(INPUT DATA Opens)

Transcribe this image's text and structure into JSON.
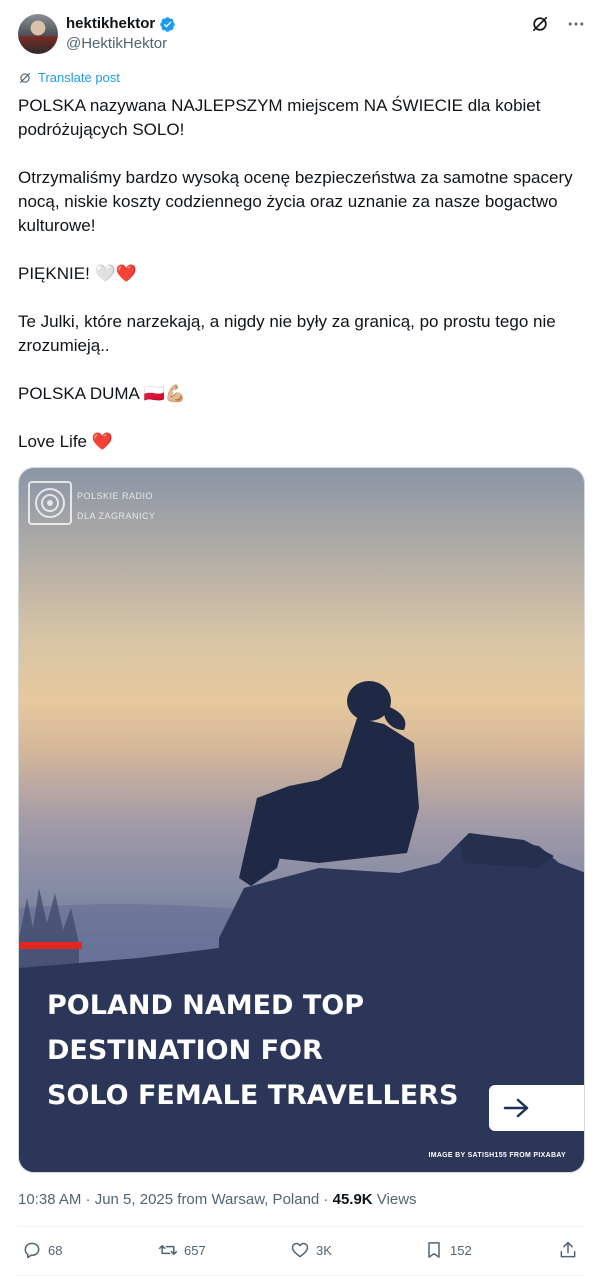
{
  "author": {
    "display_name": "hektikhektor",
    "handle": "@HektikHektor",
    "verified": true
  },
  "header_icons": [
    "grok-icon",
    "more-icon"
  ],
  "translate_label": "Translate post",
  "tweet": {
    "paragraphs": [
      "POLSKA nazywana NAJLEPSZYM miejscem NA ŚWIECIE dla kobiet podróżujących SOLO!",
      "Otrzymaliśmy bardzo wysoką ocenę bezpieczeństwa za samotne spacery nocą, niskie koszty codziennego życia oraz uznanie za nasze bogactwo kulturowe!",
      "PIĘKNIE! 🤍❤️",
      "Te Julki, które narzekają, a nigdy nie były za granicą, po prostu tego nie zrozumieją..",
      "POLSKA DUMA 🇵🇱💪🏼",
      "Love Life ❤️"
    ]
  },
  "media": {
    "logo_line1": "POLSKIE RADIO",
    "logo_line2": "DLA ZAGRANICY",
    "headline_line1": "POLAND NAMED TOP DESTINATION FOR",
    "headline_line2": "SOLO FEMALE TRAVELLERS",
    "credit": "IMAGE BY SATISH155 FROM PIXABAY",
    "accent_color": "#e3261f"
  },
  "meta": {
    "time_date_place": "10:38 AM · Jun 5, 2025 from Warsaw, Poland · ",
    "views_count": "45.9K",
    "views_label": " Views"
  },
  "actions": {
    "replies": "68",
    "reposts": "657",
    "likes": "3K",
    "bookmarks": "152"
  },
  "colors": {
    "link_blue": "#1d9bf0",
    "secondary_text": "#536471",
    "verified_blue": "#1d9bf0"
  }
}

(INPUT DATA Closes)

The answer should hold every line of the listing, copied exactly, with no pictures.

§ RESULT FOR THIS TASK
Transcribe this image's text and structure into JSON.
{
  "author": {
    "display_name": "hektikhektor",
    "handle": "@HektikHektor",
    "verified": true
  },
  "header_icons": [
    "grok-icon",
    "more-icon"
  ],
  "translate_label": "Translate post",
  "tweet": {
    "paragraphs": [
      "POLSKA nazywana NAJLEPSZYM miejscem NA ŚWIECIE dla kobiet podróżujących SOLO!",
      "Otrzymaliśmy bardzo wysoką ocenę bezpieczeństwa za samotne spacery nocą, niskie koszty codziennego życia oraz uznanie za nasze bogactwo kulturowe!",
      "PIĘKNIE! 🤍❤️",
      "Te Julki, które narzekają, a nigdy nie były za granicą, po prostu tego nie zrozumieją..",
      "POLSKA DUMA 🇵🇱💪🏼",
      "Love Life ❤️"
    ]
  },
  "media": {
    "logo_line1": "POLSKIE RADIO",
    "logo_line2": "DLA ZAGRANICY",
    "headline_line1": "POLAND NAMED TOP DESTINATION FOR",
    "headline_line2": "SOLO FEMALE TRAVELLERS",
    "credit": "IMAGE BY SATISH155 FROM PIXABAY",
    "accent_color": "#e3261f"
  },
  "meta": {
    "time_date_place": "10:38 AM · Jun 5, 2025 from Warsaw, Poland · ",
    "views_count": "45.9K",
    "views_label": " Views"
  },
  "actions": {
    "replies": "68",
    "reposts": "657",
    "likes": "3K",
    "bookmarks": "152"
  },
  "colors": {
    "link_blue": "#1d9bf0",
    "secondary_text": "#536471",
    "verified_blue": "#1d9bf0"
  }
}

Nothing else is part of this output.